(Material supplied)

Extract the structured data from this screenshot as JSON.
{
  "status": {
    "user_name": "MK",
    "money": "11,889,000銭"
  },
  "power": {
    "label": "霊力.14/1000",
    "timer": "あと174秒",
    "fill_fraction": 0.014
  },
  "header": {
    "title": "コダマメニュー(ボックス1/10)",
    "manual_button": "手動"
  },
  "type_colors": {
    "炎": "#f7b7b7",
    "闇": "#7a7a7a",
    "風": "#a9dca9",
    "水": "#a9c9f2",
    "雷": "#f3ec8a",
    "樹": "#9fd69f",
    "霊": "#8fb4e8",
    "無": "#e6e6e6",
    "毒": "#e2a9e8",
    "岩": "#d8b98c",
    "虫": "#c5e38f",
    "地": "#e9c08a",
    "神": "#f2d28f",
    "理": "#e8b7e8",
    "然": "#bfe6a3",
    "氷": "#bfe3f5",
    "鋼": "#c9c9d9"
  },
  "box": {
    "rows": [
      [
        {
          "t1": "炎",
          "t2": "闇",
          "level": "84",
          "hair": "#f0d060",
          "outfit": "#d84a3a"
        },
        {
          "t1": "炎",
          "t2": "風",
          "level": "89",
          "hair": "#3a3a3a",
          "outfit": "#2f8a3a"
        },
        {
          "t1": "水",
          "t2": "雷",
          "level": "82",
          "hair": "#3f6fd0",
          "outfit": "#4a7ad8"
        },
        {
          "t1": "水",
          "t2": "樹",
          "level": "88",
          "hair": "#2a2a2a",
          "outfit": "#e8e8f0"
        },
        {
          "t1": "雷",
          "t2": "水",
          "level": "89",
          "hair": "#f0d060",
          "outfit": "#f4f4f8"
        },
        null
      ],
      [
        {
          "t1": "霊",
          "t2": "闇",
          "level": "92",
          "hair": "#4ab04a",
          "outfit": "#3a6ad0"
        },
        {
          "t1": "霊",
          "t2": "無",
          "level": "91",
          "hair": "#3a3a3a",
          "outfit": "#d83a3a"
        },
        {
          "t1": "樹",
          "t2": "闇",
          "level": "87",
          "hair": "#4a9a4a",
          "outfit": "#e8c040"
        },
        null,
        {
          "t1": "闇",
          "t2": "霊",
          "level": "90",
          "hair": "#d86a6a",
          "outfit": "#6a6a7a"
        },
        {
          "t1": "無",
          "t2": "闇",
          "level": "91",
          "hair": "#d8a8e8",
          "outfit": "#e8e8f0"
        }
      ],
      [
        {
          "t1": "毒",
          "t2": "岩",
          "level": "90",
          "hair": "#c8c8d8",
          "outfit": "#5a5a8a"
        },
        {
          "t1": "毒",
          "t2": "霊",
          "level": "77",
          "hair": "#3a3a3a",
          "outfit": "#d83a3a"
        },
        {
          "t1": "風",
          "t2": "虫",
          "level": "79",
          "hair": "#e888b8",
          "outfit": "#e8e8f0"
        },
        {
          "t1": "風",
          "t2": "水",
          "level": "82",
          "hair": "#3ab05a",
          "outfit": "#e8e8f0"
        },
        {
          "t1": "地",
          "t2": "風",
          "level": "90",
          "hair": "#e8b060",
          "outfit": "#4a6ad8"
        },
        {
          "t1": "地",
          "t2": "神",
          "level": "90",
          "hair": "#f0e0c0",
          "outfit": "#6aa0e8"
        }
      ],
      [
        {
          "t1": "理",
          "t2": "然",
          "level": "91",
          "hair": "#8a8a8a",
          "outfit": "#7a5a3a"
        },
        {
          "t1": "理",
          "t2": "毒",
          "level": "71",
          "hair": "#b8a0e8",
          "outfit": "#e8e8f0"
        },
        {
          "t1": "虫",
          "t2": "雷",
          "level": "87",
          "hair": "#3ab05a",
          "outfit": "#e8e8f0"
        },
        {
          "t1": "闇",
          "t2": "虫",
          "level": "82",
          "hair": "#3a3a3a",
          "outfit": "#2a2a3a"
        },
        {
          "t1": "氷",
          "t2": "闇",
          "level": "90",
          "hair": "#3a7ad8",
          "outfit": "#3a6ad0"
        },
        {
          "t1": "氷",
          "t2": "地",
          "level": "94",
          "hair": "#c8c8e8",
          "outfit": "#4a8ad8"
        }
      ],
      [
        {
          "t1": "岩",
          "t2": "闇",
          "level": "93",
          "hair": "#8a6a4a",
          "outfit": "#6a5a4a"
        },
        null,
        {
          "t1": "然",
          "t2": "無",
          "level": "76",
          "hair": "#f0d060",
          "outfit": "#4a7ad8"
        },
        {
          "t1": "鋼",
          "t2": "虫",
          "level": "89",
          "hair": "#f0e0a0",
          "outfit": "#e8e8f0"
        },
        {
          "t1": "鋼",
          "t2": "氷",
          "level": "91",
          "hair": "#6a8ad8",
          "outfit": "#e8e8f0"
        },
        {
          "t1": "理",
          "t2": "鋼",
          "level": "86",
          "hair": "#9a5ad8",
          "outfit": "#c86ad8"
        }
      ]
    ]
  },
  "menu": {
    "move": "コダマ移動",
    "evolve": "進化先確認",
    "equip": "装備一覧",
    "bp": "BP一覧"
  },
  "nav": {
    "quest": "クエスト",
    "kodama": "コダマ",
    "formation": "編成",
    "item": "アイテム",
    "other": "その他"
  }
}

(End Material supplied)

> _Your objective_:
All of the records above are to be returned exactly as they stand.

> _Answer below_:
Extract the structured data from this screenshot as JSON.
{
  "status": {
    "user_name": "MK",
    "money": "11,889,000銭"
  },
  "power": {
    "label": "霊力.14/1000",
    "timer": "あと174秒",
    "fill_fraction": 0.014
  },
  "header": {
    "title": "コダマメニュー(ボックス1/10)",
    "manual_button": "手動"
  },
  "type_colors": {
    "炎": "#f7b7b7",
    "闇": "#7a7a7a",
    "風": "#a9dca9",
    "水": "#a9c9f2",
    "雷": "#f3ec8a",
    "樹": "#9fd69f",
    "霊": "#8fb4e8",
    "無": "#e6e6e6",
    "毒": "#e2a9e8",
    "岩": "#d8b98c",
    "虫": "#c5e38f",
    "地": "#e9c08a",
    "神": "#f2d28f",
    "理": "#e8b7e8",
    "然": "#bfe6a3",
    "氷": "#bfe3f5",
    "鋼": "#c9c9d9"
  },
  "box": {
    "rows": [
      [
        {
          "t1": "炎",
          "t2": "闇",
          "level": "84",
          "hair": "#f0d060",
          "outfit": "#d84a3a"
        },
        {
          "t1": "炎",
          "t2": "風",
          "level": "89",
          "hair": "#3a3a3a",
          "outfit": "#2f8a3a"
        },
        {
          "t1": "水",
          "t2": "雷",
          "level": "82",
          "hair": "#3f6fd0",
          "outfit": "#4a7ad8"
        },
        {
          "t1": "水",
          "t2": "樹",
          "level": "88",
          "hair": "#2a2a2a",
          "outfit": "#e8e8f0"
        },
        {
          "t1": "雷",
          "t2": "水",
          "level": "89",
          "hair": "#f0d060",
          "outfit": "#f4f4f8"
        },
        null
      ],
      [
        {
          "t1": "霊",
          "t2": "闇",
          "level": "92",
          "hair": "#4ab04a",
          "outfit": "#3a6ad0"
        },
        {
          "t1": "霊",
          "t2": "無",
          "level": "91",
          "hair": "#3a3a3a",
          "outfit": "#d83a3a"
        },
        {
          "t1": "樹",
          "t2": "闇",
          "level": "87",
          "hair": "#4a9a4a",
          "outfit": "#e8c040"
        },
        null,
        {
          "t1": "闇",
          "t2": "霊",
          "level": "90",
          "hair": "#d86a6a",
          "outfit": "#6a6a7a"
        },
        {
          "t1": "無",
          "t2": "闇",
          "level": "91",
          "hair": "#d8a8e8",
          "outfit": "#e8e8f0"
        }
      ],
      [
        {
          "t1": "毒",
          "t2": "岩",
          "level": "90",
          "hair": "#c8c8d8",
          "outfit": "#5a5a8a"
        },
        {
          "t1": "毒",
          "t2": "霊",
          "level": "77",
          "hair": "#3a3a3a",
          "outfit": "#d83a3a"
        },
        {
          "t1": "風",
          "t2": "虫",
          "level": "79",
          "hair": "#e888b8",
          "outfit": "#e8e8f0"
        },
        {
          "t1": "風",
          "t2": "水",
          "level": "82",
          "hair": "#3ab05a",
          "outfit": "#e8e8f0"
        },
        {
          "t1": "地",
          "t2": "風",
          "level": "90",
          "hair": "#e8b060",
          "outfit": "#4a6ad8"
        },
        {
          "t1": "地",
          "t2": "神",
          "level": "90",
          "hair": "#f0e0c0",
          "outfit": "#6aa0e8"
        }
      ],
      [
        {
          "t1": "理",
          "t2": "然",
          "level": "91",
          "hair": "#8a8a8a",
          "outfit": "#7a5a3a"
        },
        {
          "t1": "理",
          "t2": "毒",
          "level": "71",
          "hair": "#b8a0e8",
          "outfit": "#e8e8f0"
        },
        {
          "t1": "虫",
          "t2": "雷",
          "level": "87",
          "hair": "#3ab05a",
          "outfit": "#e8e8f0"
        },
        {
          "t1": "闇",
          "t2": "虫",
          "level": "82",
          "hair": "#3a3a3a",
          "outfit": "#2a2a3a"
        },
        {
          "t1": "氷",
          "t2": "闇",
          "level": "90",
          "hair": "#3a7ad8",
          "outfit": "#3a6ad0"
        },
        {
          "t1": "氷",
          "t2": "地",
          "level": "94",
          "hair": "#c8c8e8",
          "outfit": "#4a8ad8"
        }
      ],
      [
        {
          "t1": "岩",
          "t2": "闇",
          "level": "93",
          "hair": "#8a6a4a",
          "outfit": "#6a5a4a"
        },
        null,
        {
          "t1": "然",
          "t2": "無",
          "level": "76",
          "hair": "#f0d060",
          "outfit": "#4a7ad8"
        },
        {
          "t1": "鋼",
          "t2": "虫",
          "level": "89",
          "hair": "#f0e0a0",
          "outfit": "#e8e8f0"
        },
        {
          "t1": "鋼",
          "t2": "氷",
          "level": "91",
          "hair": "#6a8ad8",
          "outfit": "#e8e8f0"
        },
        {
          "t1": "理",
          "t2": "鋼",
          "level": "86",
          "hair": "#9a5ad8",
          "outfit": "#c86ad8"
        }
      ]
    ]
  },
  "menu": {
    "move": "コダマ移動",
    "evolve": "進化先確認",
    "equip": "装備一覧",
    "bp": "BP一覧"
  },
  "nav": {
    "quest": "クエスト",
    "kodama": "コダマ",
    "formation": "編成",
    "item": "アイテム",
    "other": "その他"
  }
}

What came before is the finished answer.